» To do
Work through the entries below and report how many lines include "radix". The number alone is the answer.

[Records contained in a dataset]

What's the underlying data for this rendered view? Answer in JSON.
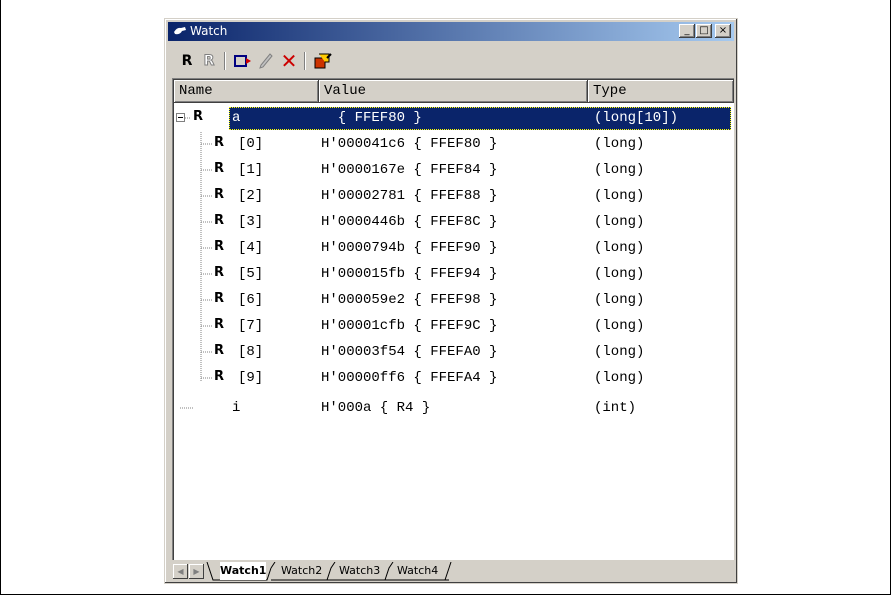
{
  "window": {
    "title": "Watch",
    "controls": [
      "_",
      "□",
      "×"
    ]
  },
  "toolbar": {
    "items": [
      {
        "name": "radix-hex-button",
        "glyph": "R"
      },
      {
        "name": "radix-dec-button",
        "glyph": "R"
      },
      {
        "name": "add-watch-button",
        "glyph": "▭"
      },
      {
        "name": "edit-value-button",
        "glyph": "/"
      },
      {
        "name": "delete-button",
        "glyph": "✕"
      },
      {
        "name": "refresh-button",
        "glyph": "⚙"
      }
    ]
  },
  "columns": {
    "name": "Name",
    "value": "Value",
    "type": "Type"
  },
  "rows": [
    {
      "name": "a",
      "value": "  { FFEF80 }",
      "type": "(long[10])"
    },
    {
      "name": "[0]",
      "value": "H'000041c6 { FFEF80 }",
      "type": "(long)"
    },
    {
      "name": "[1]",
      "value": "H'0000167e { FFEF84 }",
      "type": "(long)"
    },
    {
      "name": "[2]",
      "value": "H'00002781 { FFEF88 }",
      "type": "(long)"
    },
    {
      "name": "[3]",
      "value": "H'0000446b { FFEF8C }",
      "type": "(long)"
    },
    {
      "name": "[4]",
      "value": "H'0000794b { FFEF90 }",
      "type": "(long)"
    },
    {
      "name": "[5]",
      "value": "H'000015fb { FFEF94 }",
      "type": "(long)"
    },
    {
      "name": "[6]",
      "value": "H'000059e2 { FFEF98 }",
      "type": "(long)"
    },
    {
      "name": "[7]",
      "value": "H'00001cfb { FFEF9C }",
      "type": "(long)"
    },
    {
      "name": "[8]",
      "value": "H'00003f54 { FFEFA0 }",
      "type": "(long)"
    },
    {
      "name": "[9]",
      "value": "H'00000ff6 { FFEFA4 }",
      "type": "(long)"
    },
    {
      "name": "i",
      "value": "H'000a { R4 }",
      "type": "(int)"
    }
  ],
  "tabs": [
    "Watch1",
    "Watch2",
    "Watch3",
    "Watch4"
  ],
  "active_tab": "Watch1",
  "colors": {
    "titlebar_start": "#0a246a",
    "titlebar_end": "#a6caf0",
    "selection": "#0a246a"
  }
}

» Task output
2